→ **INSTRUCTIONS FOR THE TASK**
Among the entries below, find the lines with the word "post" and return them.

═══ MATERIAL SHOWN ═══

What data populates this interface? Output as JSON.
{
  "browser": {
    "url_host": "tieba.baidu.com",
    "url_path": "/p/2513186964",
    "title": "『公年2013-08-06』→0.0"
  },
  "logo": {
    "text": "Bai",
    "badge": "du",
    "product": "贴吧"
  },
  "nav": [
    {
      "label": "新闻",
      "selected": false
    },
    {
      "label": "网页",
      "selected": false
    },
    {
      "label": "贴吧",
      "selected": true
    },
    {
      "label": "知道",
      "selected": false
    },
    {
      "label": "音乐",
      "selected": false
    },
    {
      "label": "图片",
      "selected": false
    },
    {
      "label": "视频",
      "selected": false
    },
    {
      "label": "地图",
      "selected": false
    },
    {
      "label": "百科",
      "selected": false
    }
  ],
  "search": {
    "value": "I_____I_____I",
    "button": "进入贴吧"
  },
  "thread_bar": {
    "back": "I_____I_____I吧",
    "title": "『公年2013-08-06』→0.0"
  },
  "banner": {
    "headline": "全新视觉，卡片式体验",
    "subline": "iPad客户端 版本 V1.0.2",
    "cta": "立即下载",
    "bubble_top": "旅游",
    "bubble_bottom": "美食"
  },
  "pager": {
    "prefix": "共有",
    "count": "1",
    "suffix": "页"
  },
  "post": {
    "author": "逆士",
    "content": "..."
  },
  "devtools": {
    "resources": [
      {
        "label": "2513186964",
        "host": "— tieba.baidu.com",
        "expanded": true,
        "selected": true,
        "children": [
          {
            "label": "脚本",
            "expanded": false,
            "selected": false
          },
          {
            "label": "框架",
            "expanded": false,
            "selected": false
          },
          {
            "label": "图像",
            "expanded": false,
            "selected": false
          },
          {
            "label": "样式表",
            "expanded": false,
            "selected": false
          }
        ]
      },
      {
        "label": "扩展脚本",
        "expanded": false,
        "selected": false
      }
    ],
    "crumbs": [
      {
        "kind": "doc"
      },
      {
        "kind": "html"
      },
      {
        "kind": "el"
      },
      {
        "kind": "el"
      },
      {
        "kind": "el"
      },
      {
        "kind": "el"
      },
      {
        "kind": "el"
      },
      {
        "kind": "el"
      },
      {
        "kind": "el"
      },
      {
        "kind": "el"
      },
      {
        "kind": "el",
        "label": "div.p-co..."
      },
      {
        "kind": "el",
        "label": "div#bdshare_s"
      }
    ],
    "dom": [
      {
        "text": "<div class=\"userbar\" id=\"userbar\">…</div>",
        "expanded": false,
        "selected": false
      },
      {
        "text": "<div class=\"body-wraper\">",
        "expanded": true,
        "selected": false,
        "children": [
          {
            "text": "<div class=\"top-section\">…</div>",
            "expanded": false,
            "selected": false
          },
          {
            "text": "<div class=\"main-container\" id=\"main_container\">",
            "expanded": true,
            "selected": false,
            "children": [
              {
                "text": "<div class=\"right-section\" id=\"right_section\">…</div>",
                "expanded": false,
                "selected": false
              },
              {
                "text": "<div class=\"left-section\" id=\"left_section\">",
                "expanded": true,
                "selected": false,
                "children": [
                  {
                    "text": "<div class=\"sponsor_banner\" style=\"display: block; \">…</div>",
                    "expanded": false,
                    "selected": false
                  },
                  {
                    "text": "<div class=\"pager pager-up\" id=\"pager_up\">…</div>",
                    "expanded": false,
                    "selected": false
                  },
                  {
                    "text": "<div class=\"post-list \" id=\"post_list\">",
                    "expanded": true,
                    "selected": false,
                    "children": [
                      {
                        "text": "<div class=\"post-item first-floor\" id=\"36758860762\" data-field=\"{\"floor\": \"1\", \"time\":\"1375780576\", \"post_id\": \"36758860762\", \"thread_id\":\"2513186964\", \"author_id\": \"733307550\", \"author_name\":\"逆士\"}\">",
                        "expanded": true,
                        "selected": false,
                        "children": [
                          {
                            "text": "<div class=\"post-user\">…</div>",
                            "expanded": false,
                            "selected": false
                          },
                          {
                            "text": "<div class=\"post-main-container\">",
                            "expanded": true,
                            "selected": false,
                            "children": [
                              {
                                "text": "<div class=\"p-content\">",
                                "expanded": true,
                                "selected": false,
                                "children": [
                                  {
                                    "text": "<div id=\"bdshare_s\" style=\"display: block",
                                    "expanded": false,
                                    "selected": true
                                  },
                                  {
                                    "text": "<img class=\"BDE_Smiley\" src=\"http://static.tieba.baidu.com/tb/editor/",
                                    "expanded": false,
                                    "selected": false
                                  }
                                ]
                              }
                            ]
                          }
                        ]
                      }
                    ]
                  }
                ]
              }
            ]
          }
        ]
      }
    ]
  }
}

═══

→ **RESULT OF THE EXERCISE**
  "post": {
                    "text": "<div class=\"post-list \" id=\"post_list\">",
                        "text": "<div class=\"post-item first-floor\" id=\"36758860762\" data-field=\"{\"floor\": \"1\", \"time\":\"1375780576\", \"post_id\": \"36758860762\", \"thread_id\":\"2513186964\", \"author_id\": \"733307550\", \"author_name\":\"逆士\"}\">",
                            "text": "<div class=\"post-user\">…</div>",
                            "text": "<div class=\"post-main-container\">",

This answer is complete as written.